My concerns with the psychedelic community - from 2003 onward, I spent three years watching, reading, and listening to every McKenna lecture, video, essay, and book in existence. I switched my major to biology and transferred to JMU. I ingested DMT with peganum harmala, DXM with psilocybin, experimented with analog research chemicals, and all and everything in between thousands upon thousands of times. I questioned everything in my world - But did we ever question McKenna himself?
McKenna and his legacy needs no apology nor any lionization from me - he's been worshiped across the world as a hero, a savior, a saint, a guru, and "one of the most important people in the history of mankind," and so forth. But many hero worshipers were guilty of creating the beginning formations of a traditional death cult in his name, and all the signs were there - complete with an unquestionable leader, an end of the world prophecy date, and a life and death call to action.
But the "question everything" mentality didn't(and still doesn't) seem to include the opinions of McKenna himself. In this community, the unabashed ingestion of large doses of drugs was considered party line, an unquestionable virtue. Changing the world through self-medication became the call to action. But was McKenna overly cavalier in his promotion of psychedelics?

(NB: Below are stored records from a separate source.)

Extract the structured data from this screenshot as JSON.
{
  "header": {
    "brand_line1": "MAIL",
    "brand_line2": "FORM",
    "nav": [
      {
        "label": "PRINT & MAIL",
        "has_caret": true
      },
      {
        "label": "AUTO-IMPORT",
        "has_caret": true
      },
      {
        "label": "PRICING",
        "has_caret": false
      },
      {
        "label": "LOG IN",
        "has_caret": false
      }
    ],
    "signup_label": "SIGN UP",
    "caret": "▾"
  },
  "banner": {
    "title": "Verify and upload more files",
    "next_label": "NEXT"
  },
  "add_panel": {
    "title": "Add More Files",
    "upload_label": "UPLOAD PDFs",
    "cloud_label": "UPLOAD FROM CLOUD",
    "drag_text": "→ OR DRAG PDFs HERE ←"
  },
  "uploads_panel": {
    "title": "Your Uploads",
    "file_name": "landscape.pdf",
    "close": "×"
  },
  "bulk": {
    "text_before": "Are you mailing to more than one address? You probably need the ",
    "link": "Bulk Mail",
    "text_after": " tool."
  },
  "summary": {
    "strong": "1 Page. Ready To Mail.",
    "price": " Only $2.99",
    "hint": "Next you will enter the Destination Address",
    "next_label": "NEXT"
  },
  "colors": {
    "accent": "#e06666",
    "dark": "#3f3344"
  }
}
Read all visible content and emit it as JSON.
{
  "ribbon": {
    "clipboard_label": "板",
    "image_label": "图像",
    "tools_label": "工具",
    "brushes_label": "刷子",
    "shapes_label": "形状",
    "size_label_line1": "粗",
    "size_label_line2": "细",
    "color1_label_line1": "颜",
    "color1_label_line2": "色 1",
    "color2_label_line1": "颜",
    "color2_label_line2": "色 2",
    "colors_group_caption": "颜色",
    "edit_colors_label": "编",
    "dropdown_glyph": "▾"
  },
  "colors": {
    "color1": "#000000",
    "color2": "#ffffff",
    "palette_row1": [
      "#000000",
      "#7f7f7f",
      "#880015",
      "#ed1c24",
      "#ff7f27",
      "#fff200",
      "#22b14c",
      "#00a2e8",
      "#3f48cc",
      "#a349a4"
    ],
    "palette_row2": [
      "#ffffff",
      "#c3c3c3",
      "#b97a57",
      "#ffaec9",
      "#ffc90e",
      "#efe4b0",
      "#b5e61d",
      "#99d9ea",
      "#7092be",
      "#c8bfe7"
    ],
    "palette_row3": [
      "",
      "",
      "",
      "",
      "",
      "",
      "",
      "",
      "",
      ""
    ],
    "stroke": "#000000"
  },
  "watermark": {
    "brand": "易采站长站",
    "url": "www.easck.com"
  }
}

McKenna's legacy is well established, just a decade after his death his books are enshrined next to Nietzsche at Barnes and Noble. But what of this nagging unfortunate aspect of that legacy in the west? McKenna was a strong opponent of post-modern dread and nihilism - But is the psychedelic community partly to blame for postmodern nihilism? Were McKenna's philosophies helplful to establishing the transhumanist movement?